**WHAT THIS TASK INVOLVES:** Wherever a line in the data holds the word "progress", pull that line out.
⁂
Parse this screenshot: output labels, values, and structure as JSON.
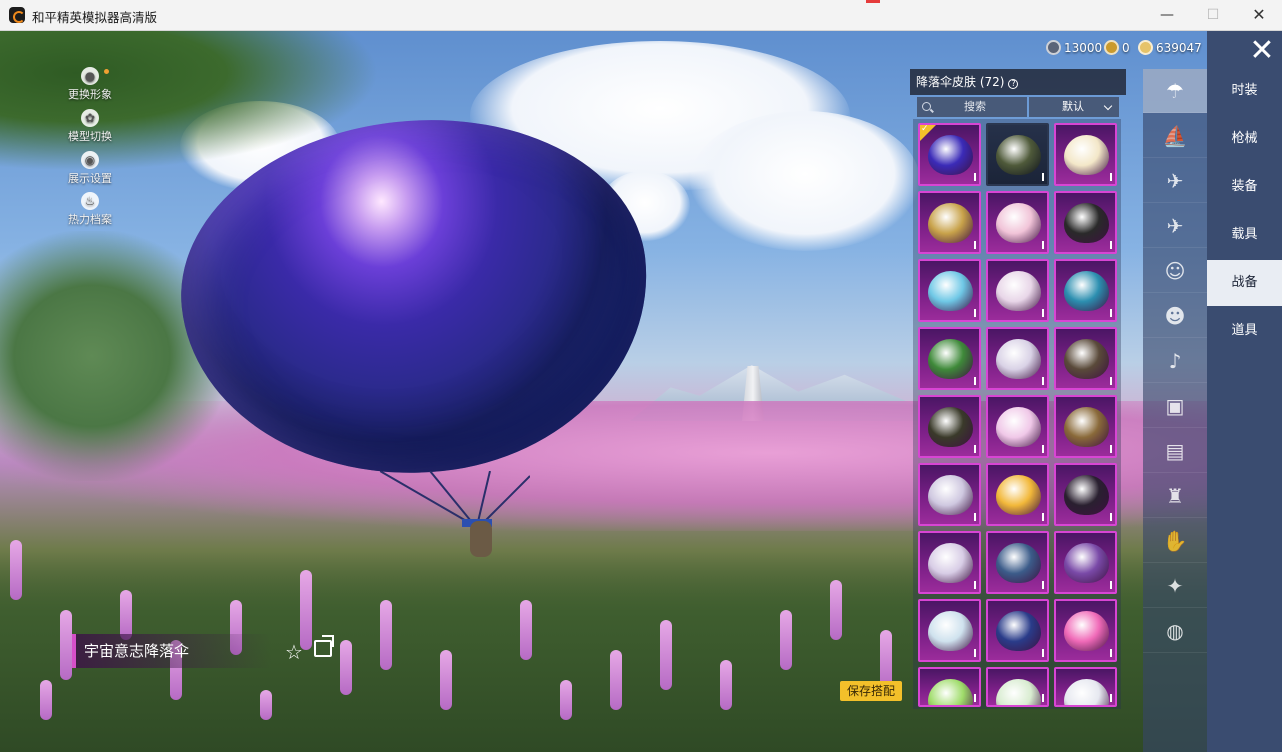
{
  "window": {
    "title": "和平精英模拟器高清版",
    "min_label": "—",
    "max_label": "☐",
    "close_label": "✕"
  },
  "quick_menu": [
    {
      "label": "更换形象",
      "icon": "avatar-icon",
      "glyph": "●"
    },
    {
      "label": "模型切换",
      "icon": "gear-icon",
      "glyph": "✿"
    },
    {
      "label": "展示设置",
      "icon": "eye-icon",
      "glyph": "◉"
    },
    {
      "label": "热力档案",
      "icon": "flame-icon",
      "glyph": "♨"
    }
  ],
  "currency": [
    {
      "value": "13000",
      "icon": "silver-coin-icon"
    },
    {
      "value": "0",
      "icon": "gold-badge-icon"
    },
    {
      "value": "639047",
      "icon": "gold-coin-icon"
    }
  ],
  "panel": {
    "title": "降落伞皮肤 (72)",
    "help": "?",
    "search_label": "搜索",
    "sort_label": "默认"
  },
  "item": {
    "name": "宇宙意志降落伞",
    "favorite_glyph": "☆",
    "save_label": "保存搭配"
  },
  "tabs": [
    {
      "label": "时装",
      "active": false
    },
    {
      "label": "枪械",
      "active": false
    },
    {
      "label": "装备",
      "active": false
    },
    {
      "label": "载具",
      "active": false
    },
    {
      "label": "战备",
      "active": true
    },
    {
      "label": "道具",
      "active": false
    }
  ],
  "category_icons": [
    {
      "name": "parachute-icon",
      "glyph": "☂",
      "active": true
    },
    {
      "name": "boat-icon",
      "glyph": "⛵",
      "active": false
    },
    {
      "name": "drone-icon",
      "glyph": "✈",
      "active": false
    },
    {
      "name": "plane-icon",
      "glyph": "✈",
      "active": false
    },
    {
      "name": "emote-icon",
      "glyph": "☺",
      "active": false
    },
    {
      "name": "robot-icon",
      "glyph": "☻",
      "active": false
    },
    {
      "name": "speaker-icon",
      "glyph": "♪",
      "active": false
    },
    {
      "name": "companion-icon",
      "glyph": "▣",
      "active": false
    },
    {
      "name": "photo-icon",
      "glyph": "▤",
      "active": false
    },
    {
      "name": "spray-icon",
      "glyph": "♜",
      "active": false
    },
    {
      "name": "gesture-icon",
      "glyph": "✋",
      "active": false
    },
    {
      "name": "sparkle-icon",
      "glyph": "✦",
      "active": false
    },
    {
      "name": "ufo-icon",
      "glyph": "◍",
      "active": false
    }
  ],
  "colors": {
    "accent_yellow": "#f3c02a",
    "rarity_purple": "#d845d4",
    "tab_bar": "#3a4c70"
  },
  "skins": [
    {
      "color": "#3b2bb8",
      "selected": true,
      "rare": true
    },
    {
      "color": "#4f5a3a",
      "selected": false,
      "rare": false
    },
    {
      "color": "#f3e7c8",
      "selected": false,
      "rare": true
    },
    {
      "color": "#c8a24a",
      "selected": false,
      "rare": true
    },
    {
      "color": "#f1c4d8",
      "selected": false,
      "rare": true
    },
    {
      "color": "#2a2a2a",
      "selected": false,
      "rare": true
    },
    {
      "color": "#6fc8e6",
      "selected": false,
      "rare": true
    },
    {
      "color": "#e8d6e8",
      "selected": false,
      "rare": true
    },
    {
      "color": "#2c8fb0",
      "selected": false,
      "rare": true
    },
    {
      "color": "#3f8a3a",
      "selected": false,
      "rare": true
    },
    {
      "color": "#d9d2e6",
      "selected": false,
      "rare": true
    },
    {
      "color": "#5a4a3a",
      "selected": false,
      "rare": true
    },
    {
      "color": "#3a3a2a",
      "selected": false,
      "rare": true
    },
    {
      "color": "#f0c8e8",
      "selected": false,
      "rare": true
    },
    {
      "color": "#8a6a3a",
      "selected": false,
      "rare": true
    },
    {
      "color": "#cfc8e0",
      "selected": false,
      "rare": true
    },
    {
      "color": "#f2b83a",
      "selected": false,
      "rare": true
    },
    {
      "color": "#2a2030",
      "selected": false,
      "rare": true
    },
    {
      "color": "#d8cde6",
      "selected": false,
      "rare": true
    },
    {
      "color": "#3c5c8a",
      "selected": false,
      "rare": true
    },
    {
      "color": "#7a4aa8",
      "selected": false,
      "rare": true
    },
    {
      "color": "#cfe2ee",
      "selected": false,
      "rare": true
    },
    {
      "color": "#2a3c8a",
      "selected": false,
      "rare": true
    },
    {
      "color": "#f06ab8",
      "selected": false,
      "rare": true
    },
    {
      "color": "#9fdc6a",
      "selected": false,
      "rare": true
    },
    {
      "color": "#d8ecd0",
      "selected": false,
      "rare": true
    },
    {
      "color": "#e6e8f0",
      "selected": false,
      "rare": true
    }
  ]
}
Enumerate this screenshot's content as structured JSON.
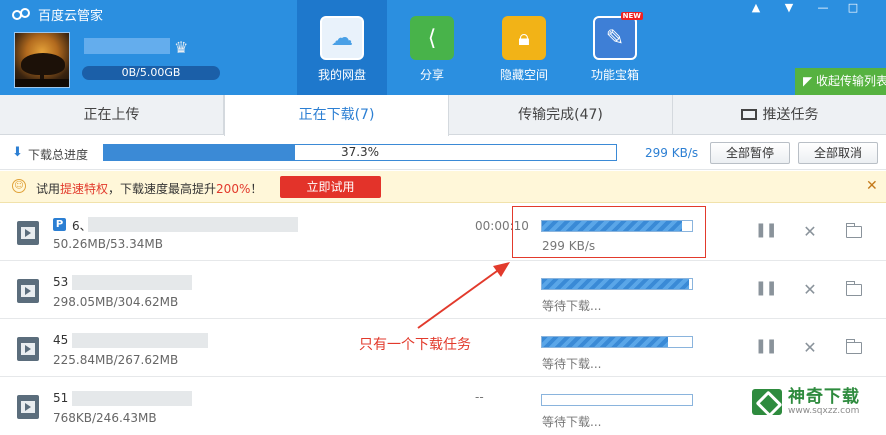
{
  "app": {
    "title": "百度云管家"
  },
  "account": {
    "quota": "0B/5.00GB"
  },
  "nav": [
    {
      "label": "我的网盘",
      "icon": "cloud-icon",
      "active": true
    },
    {
      "label": "分享",
      "icon": "share-icon"
    },
    {
      "label": "隐藏空间",
      "icon": "lock-icon"
    },
    {
      "label": "功能宝箱",
      "icon": "toolbox-icon",
      "badge": "NEW"
    }
  ],
  "collapse_label": "收起传输列表",
  "tabs": [
    {
      "label": "正在上传"
    },
    {
      "label": "正在下载(7)",
      "active": true
    },
    {
      "label": "传输完成(47)"
    },
    {
      "label": "推送任务",
      "icon": "push-icon"
    }
  ],
  "summary": {
    "label": "下载总进度",
    "percent_text": "37.3%",
    "progress": 0.373,
    "speed": "299 KB/s",
    "pause_all": "全部暂停",
    "cancel_all": "全部取消"
  },
  "promo": {
    "text_pre": "试用",
    "text_hl1": "提速特权",
    "text_mid": "，下载速度最高提升",
    "text_hl2": "200%",
    "text_post": "！",
    "button": "立即试用"
  },
  "downloads": [
    {
      "name": "6、",
      "size": "50.26MB/53.34MB",
      "time": "00:00:10",
      "status": "299 KB/s",
      "progress": 0.93
    },
    {
      "name": "53",
      "size": "298.05MB/304.62MB",
      "time": "",
      "status": "等待下载...",
      "progress": 0.98
    },
    {
      "name": "45",
      "size": "225.84MB/267.62MB",
      "time": "",
      "status": "等待下载...",
      "progress": 0.84
    },
    {
      "name": "51",
      "size": "768KB/246.43MB",
      "time": "--",
      "status": "等待下载...",
      "progress": 0.003
    }
  ],
  "annotation": "只有一个下载任务",
  "watermark": {
    "title": "神奇下载",
    "url": "www.sqxzz.com"
  },
  "colors": {
    "header": "#2b8fe0",
    "accent": "#2c7fd3",
    "alert": "#e23a2c",
    "green": "#56b240"
  }
}
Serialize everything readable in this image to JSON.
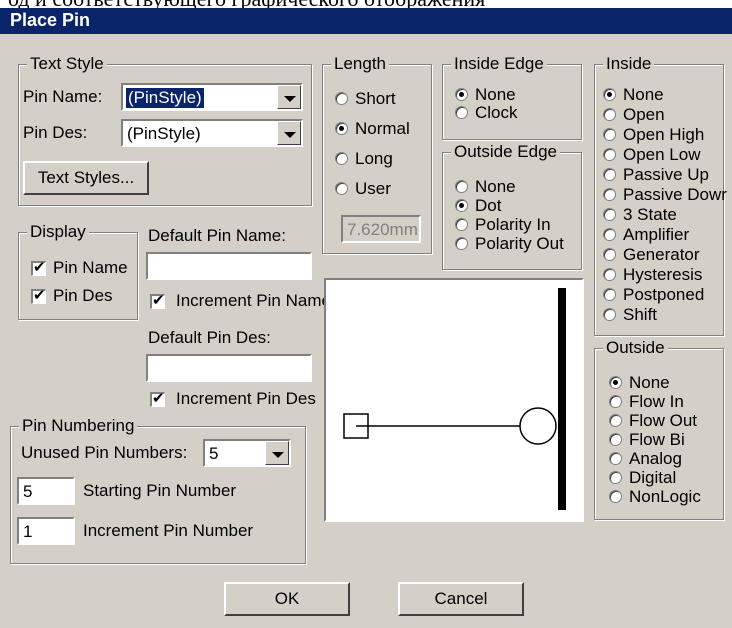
{
  "doc_strip_text": "од и соответствующего графического отображения",
  "window": {
    "title": "Place Pin"
  },
  "text_style": {
    "legend": "Text Style",
    "pin_name_label": "Pin Name:",
    "pin_name_value": "(PinStyle)",
    "pin_des_label": "Pin Des:",
    "pin_des_value": "(PinStyle)",
    "text_styles_button": "Text Styles..."
  },
  "length": {
    "legend": "Length",
    "options": [
      {
        "label": "Short",
        "selected": false
      },
      {
        "label": "Normal",
        "selected": true
      },
      {
        "label": "Long",
        "selected": false
      },
      {
        "label": "User",
        "selected": false
      }
    ],
    "user_value": "7.620mm"
  },
  "inside_edge": {
    "legend": "Inside Edge",
    "options": [
      {
        "label": "None",
        "selected": true
      },
      {
        "label": "Clock",
        "selected": false
      }
    ]
  },
  "outside_edge": {
    "legend": "Outside Edge",
    "options": [
      {
        "label": "None",
        "selected": false
      },
      {
        "label": "Dot",
        "selected": true
      },
      {
        "label": "Polarity In",
        "selected": false
      },
      {
        "label": "Polarity Out",
        "selected": false
      }
    ]
  },
  "inside": {
    "legend": "Inside",
    "options": [
      {
        "label": "None",
        "selected": true
      },
      {
        "label": "Open",
        "selected": false
      },
      {
        "label": "Open High",
        "selected": false
      },
      {
        "label": "Open Low",
        "selected": false
      },
      {
        "label": "Passive Up",
        "selected": false
      },
      {
        "label": "Passive Dowr",
        "selected": false
      },
      {
        "label": "3 State",
        "selected": false
      },
      {
        "label": "Amplifier",
        "selected": false
      },
      {
        "label": "Generator",
        "selected": false
      },
      {
        "label": "Hysteresis",
        "selected": false
      },
      {
        "label": "Postponed",
        "selected": false
      },
      {
        "label": "Shift",
        "selected": false
      }
    ]
  },
  "outside": {
    "legend": "Outside",
    "options": [
      {
        "label": "None",
        "selected": true
      },
      {
        "label": "Flow In",
        "selected": false
      },
      {
        "label": "Flow Out",
        "selected": false
      },
      {
        "label": "Flow Bi",
        "selected": false
      },
      {
        "label": "Analog",
        "selected": false
      },
      {
        "label": "Digital",
        "selected": false
      },
      {
        "label": "NonLogic",
        "selected": false
      }
    ]
  },
  "display": {
    "legend": "Display",
    "pin_name": {
      "label": "Pin Name",
      "checked": true
    },
    "pin_des": {
      "label": "Pin Des",
      "checked": true
    }
  },
  "defaults": {
    "pin_name_label": "Default Pin Name:",
    "pin_name_value": "",
    "increment_pin_name": {
      "label": "Increment Pin Name",
      "checked": true
    },
    "pin_des_label": "Default Pin Des:",
    "pin_des_value": "",
    "increment_pin_des": {
      "label": "Increment Pin Des",
      "checked": true
    }
  },
  "pin_numbering": {
    "legend": "Pin Numbering",
    "unused_label": "Unused Pin Numbers:",
    "unused_value": "5",
    "starting_value": "5",
    "starting_label": "Starting Pin Number",
    "increment_value": "1",
    "increment_label": "Increment Pin Number"
  },
  "buttons": {
    "ok": "OK",
    "cancel": "Cancel"
  }
}
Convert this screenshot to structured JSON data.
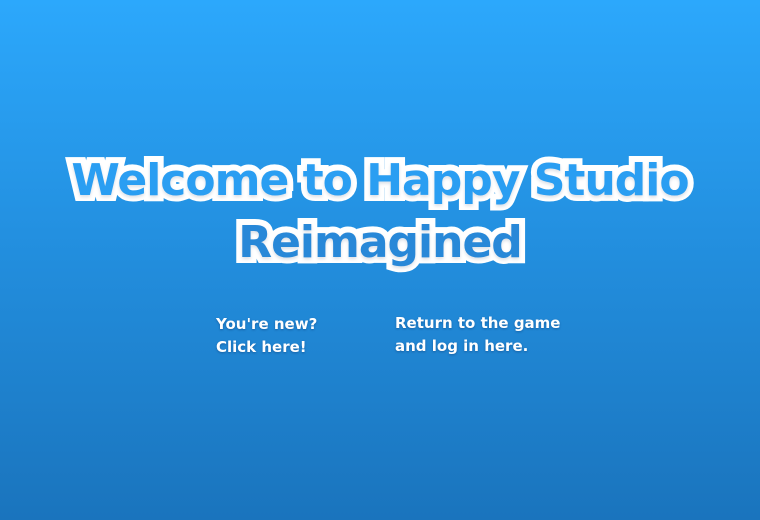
{
  "welcome": {
    "title_line1": "Welcome to Happy Studio",
    "title_line2": "Reimagined"
  },
  "options": {
    "new_user": {
      "line1": "You're new?",
      "line2": "Click here!"
    },
    "returning_user": {
      "line1": "Return to the game",
      "line2": "and log in here."
    }
  },
  "colors": {
    "background_top": "#2ca8fc",
    "background_bottom": "#1a74bd",
    "title_fill": "#2a9ef2",
    "title_outline": "#ffffff",
    "option_text": "#ffffff"
  }
}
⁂
**RESPONSE TO THIS TASK:**
    "progress": 0.373,
      "progress": 0.93
      "progress": 0.98
      "progress": 0.84
      "progress": 0.003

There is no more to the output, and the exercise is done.